Pain is a vague term that is used to describe anything from a stubbed toe to the sensitivity and numbness of nerve pain. Generally speaking, analgesics (both narcotics or opioids and anti-inflammatory medications) can work in a variety of ways depending on the type of medication. For example, anti-inflammatories work to reduce swelling or pressure which could be the cause of pain. Rather than affecting the brain’s neurochemistry, it affects something called the COX enzymes, which is what causes inflammation by releasing too much of the hormone prostaglandin. The anti-inflammatory blocks this production. Pharmaceutical narcotics or opioids actually bind the receptors in the brain, which help to block the feeling pain.
Narcotics are used for more severe pain, while anti-inflammatories and steroids are used for mild to moderate pains. Narcotics are incredibly addictive and anti-inflammatories run the risk of creating gastrointestinal conditions like stomach upset and ulcers. However, anti-inflammatories are generally more safe because GI prophylaxis and prevention can be done.
Unfortunately, even pain medications have uncertain efficacy when it comes to chronic pain syndromes. For example, they generally don’t work very well for patients with fibromyalgia, treatment-related pain in cancer patients, neuralgia, and chronic low back pain. Either the pain is not caused by the areas those medications focus on, or the body has too high a tolerance for the medications. In either case, patients with medication-resistant pain symptoms with certain conditions have found Elavil (amitriptyline) to be widely beneficial.
Elavil (amitriptyline) is not a narcotic medication and is not addictive. It’s technically categorized as a tricyclic antidepressant, which means that it has three rings to its chemical makeup. Unfortunately, this makes it so patients are more prone to side effects, but it’s also a very effective medication. While it does treat mood disorders like depression and anxiety, clinical studies have shown immense benefit in patients with chronic pain conditions like postherpetic neuralgia, peripheral neuropathy, fibromyalgia, migraine headaches, and low back pain.

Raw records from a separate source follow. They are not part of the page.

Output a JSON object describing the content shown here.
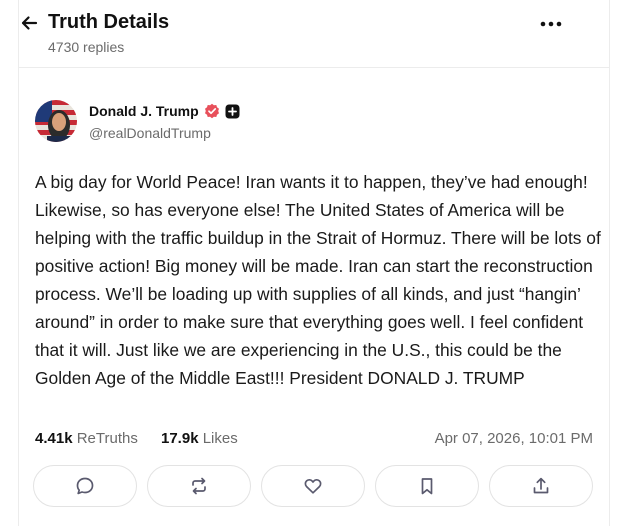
{
  "header": {
    "title": "Truth Details",
    "replies": "4730 replies",
    "back_icon": "arrow-left-icon",
    "more_icon": "more-horizontal-icon"
  },
  "author": {
    "name": "Donald J. Trump",
    "handle": "@realDonaldTrump",
    "verified_icon": "verified-badge-icon",
    "verified_color": "#e8505b",
    "plus_icon": "plus-badge-icon"
  },
  "post": {
    "text": "A big day for World Peace! Iran wants it to happen, they’ve had enough! Likewise, so has everyone else! The United States of America will be helping with the traffic buildup in the Strait of Hormuz. There will be lots of positive action! Big money will be made. Iran can start the reconstruction process. We’ll be loading up with supplies of all kinds, and just “hangin’ around” in order to make sure that everything goes well. I feel confident that it will. Just like we are experiencing in the U.S., this could be the Golden Age of the Middle East!!! President DONALD J. TRUMP",
    "retruths_count": "4.41k",
    "retruths_label": "ReTruths",
    "likes_count": "17.9k",
    "likes_label": "Likes",
    "timestamp": "Apr 07, 2026, 10:01 PM"
  },
  "actions": [
    {
      "name": "reply",
      "icon": "comment-icon"
    },
    {
      "name": "retruth",
      "icon": "repost-icon"
    },
    {
      "name": "like",
      "icon": "heart-icon"
    },
    {
      "name": "bookmark",
      "icon": "bookmark-icon"
    },
    {
      "name": "share",
      "icon": "share-icon"
    }
  ],
  "colors": {
    "text": "#111111",
    "muted": "#6b6b6b",
    "border": "#e3e3e3",
    "icon": "#5a5a6e"
  }
}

Tricyclic antidepressants work to regulate the chemicals, serotonin and norepinephrine in the brain by blocking acetylcholine (another neurotransmitter) and increasing serotonin and norepinephrine levels. While researchers have not been able to determine why or how these two neurotransmitters affect pain, the clinical trials using tricyclic antidepressants like Elavil (amitriptyline) in pain patients showed a significant improvement in pain symptoms. They believe that since these two neurotransmitters are major conductors in overall messaging through the body and are generally termed “feel good” hormones, a decrease in their level increases pain symptoms because there is nothing telling the pain to reduce or stop.
Patients who have pain resistant to traditional medications should speak with their physician about using amitriptyline as a trial run. It will not only help treat the pain symptoms, but elevate mood and help patients feel more hopeful with regards to treatment.